Apple hosts weekly meets where the experts, called as the Apple Technology Evangelists, will guide developers on the best practices of app designing and also refine their skills to create quality iOS apps that work flawlessly on Apple devices.
In addition to one-on-one expert consultation service, Apple offers them the best of the iOS tools, including AR Kits, and also guides them on resource-rich Swift language, the best coding language to make not just iOS apps, but also for Apple Watch and Apple TV.
The participant developers at the presentation meeting held recently were unanimous in their appreciation for the technical expert consultation and the tools offered at the Apple App Accelerator.
It has to be noted that Apple is offering all these services absolutely free of cost to all app developers. Overwhelmed by the response, the Cupertino-based company is going a step further with plans to start "Business and Marketing" session this summer to help developers monetize their app.
International Business Times India met some of the budding developers whom Apple has taken under its wings at its Bengaluru office.
Raja Vijayaraman, who used to work as visual effects engineer in top blockbuster movies such as Rajinikanth-starer Robot, left the high paying job to pursue his passion to develop apps.
With the help of Apple engineers, Vijayaraman was able to develop a cool iOS calculator app Calzy 3. It has several nifty features including "Memory Area" – where users can store multiple numerical values and reuse it across multiple calculating sessions with a simple drag and drop interaction. Along with calculation history, it has a unique bookmarking feature where users can save any calculation with date and title for future reference.
Another success story of Apple App Accelerator is Ahmedabad-based education app company, Designmate. The company has a history of more than 30 years and employs several differently abled persons. But, its recent app Froggipedia was developed by 8 members, of whom 6 are differently abled.
With the help of Apple experts and AR (Augmented Reality) Kit, they were able to make the feature-rich Froggipedia app. It works seamlessly on iPad and iPhone.

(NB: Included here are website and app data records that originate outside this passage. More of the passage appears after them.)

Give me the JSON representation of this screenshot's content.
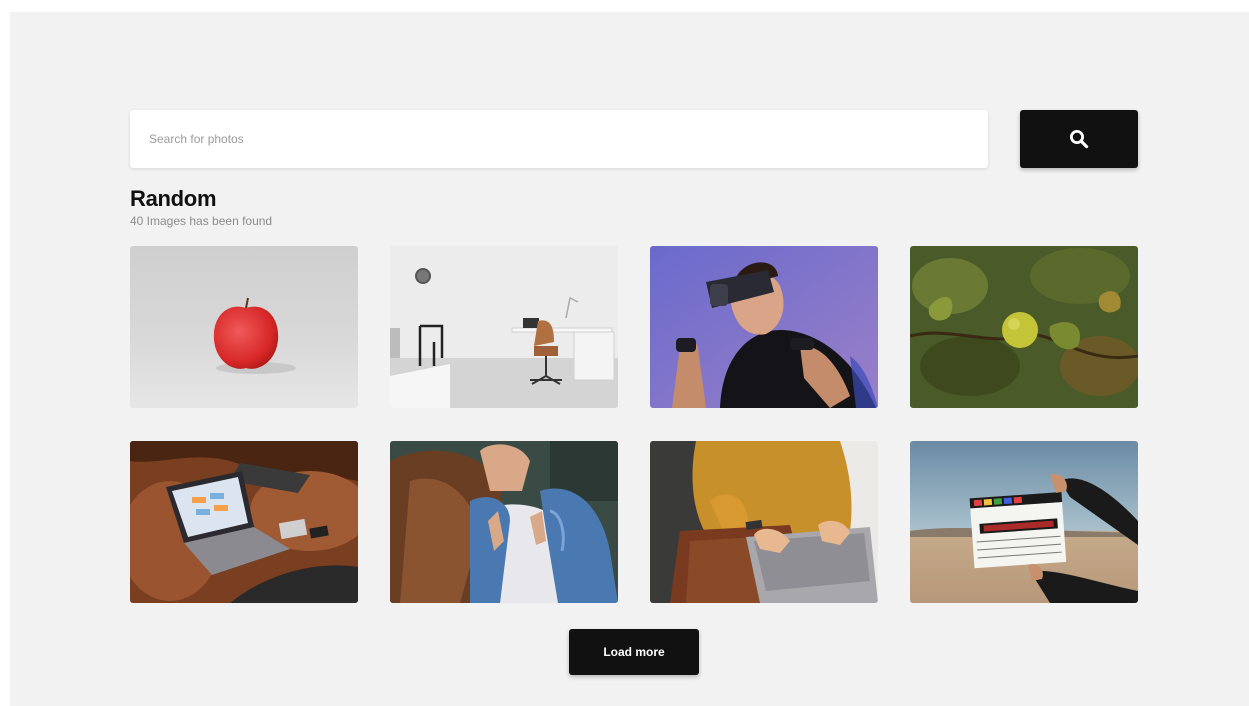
{
  "search": {
    "placeholder": "Search for photos",
    "value": "",
    "button_icon": "search-icon"
  },
  "gallery": {
    "title": "Random",
    "count_text": "40 Images has been found",
    "photos": [
      {
        "subject": "red-apple"
      },
      {
        "subject": "office-desk-chair"
      },
      {
        "subject": "vr-headset-man"
      },
      {
        "subject": "green-fruit-tree"
      },
      {
        "subject": "laptop-on-leather-couch"
      },
      {
        "subject": "woman-denim-jacket"
      },
      {
        "subject": "person-typing-laptop"
      },
      {
        "subject": "film-clapperboard"
      }
    ]
  },
  "load_more": {
    "label": "Load more"
  },
  "colors": {
    "background": "#f2f2f2",
    "button": "#111111",
    "button_text": "#ffffff",
    "input": "#ffffff"
  }
}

Froggipedia's interface is very user-friendly, intuitive. With help of Apple Pencil (finger touch also supported), users can do a dissection of a frog with detailed information of body parts. The AR feature of the Froggipedia gives the most realistic form of education with lively interactive features, which makes it easy for children to understand.
Another infotainment app, which was demoed at the App Accelerator was the Science and Learning app developed by Prof. Sudhakar Agarkar and his son Swapnil Agarkar of Sahi Labs.

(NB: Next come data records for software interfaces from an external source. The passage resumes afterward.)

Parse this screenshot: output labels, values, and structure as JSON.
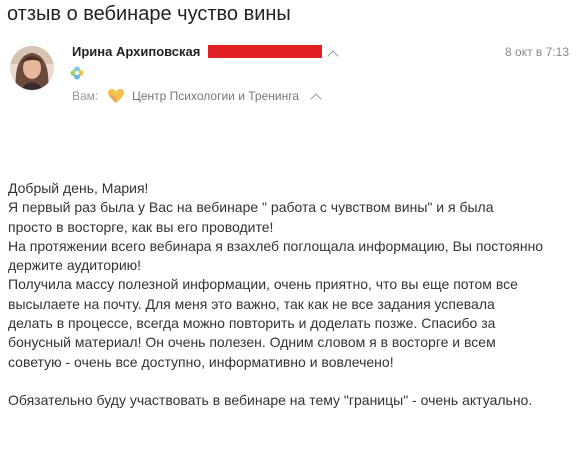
{
  "email": {
    "subject": "отзыв о вебинаре чуство вины",
    "sender_name": "Ирина Архиповская",
    "date": "8 окт в 7:13",
    "to_label": "Вам:",
    "recipient": "Центр Психологии и Тренинга",
    "body_lines": [
      "Добрый день, Мария!",
      "Я первый раз была у Вас на вебинаре \" работа с чувством вины\" и я была",
      "просто в восторге, как вы его проводите!",
      "На протяжении всего вебинара я взахлеб поглощала информацию, Вы постоянно",
      "держите аудиторию!",
      "Получила массу полезной информации, очень приятно, что вы еще потом все",
      "высылаете на почту. Для меня это важно, так как не все задания успевала",
      "делать в процессе, всегда можно повторить и доделать позже. Спасибо за",
      "бонусный материал! Он очень полезен. Одним словом я в восторге и всем",
      "советую - очень все доступно, информативно и вовлечено!",
      "Обязательно буду участвовать в вебинаре на тему \"границы\" - очень актуально."
    ]
  },
  "colors": {
    "redaction": "#e02020",
    "heart_logo": "#f2c14e",
    "flower": "#6bb7e8"
  },
  "icons": {
    "avatar": "sender-avatar-photo",
    "status": "flower-status-icon",
    "recipient_logo": "heart-logo-icon",
    "expand": "chevron-up-icon"
  }
}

Prof Agarkar is a former faculty at Homi Bhabha Centre for Science Education (HBCSE), a national center of the Tata Institute of Fundamental Research (TIFR) for science and mathematics education. Both were able to develop the Science and Learning application which features several fun experiments related to physics, chemistry, and biology. But, they needed some help in making the app more interactive.
Thanks to Apple ARKit and expert feedback, they were able to make their app more realistic as possible and I was quite impressed with it, during the demo.
"The most important suggestion given by accelerator was segmentation of long activities. The segmentation of activity enables the learners to switch between different sections as and when they want. With the Apple App Accelerator program's help we are now planning to internationalize the app," Swapnil Agarkar said to IBTimes India.
Budding developer Ashwat Prasanna, a 10-year-old genius from Bengaluru, developed the Quickvert app. It basically converts close to 110 scientific units from metric to imperial and vice versa.
The fourth grader has a good knowledge of coding but needed some help to make the app fully functional. He applied for the one-on-one session with Apple experts at the App Accelerator and within a week, the app was fully equipped.
His mother Prasanna was very appreciative of the patience of the Apple experts in teaching Ashwat the various intricacies of debugging and creating a well-structured app.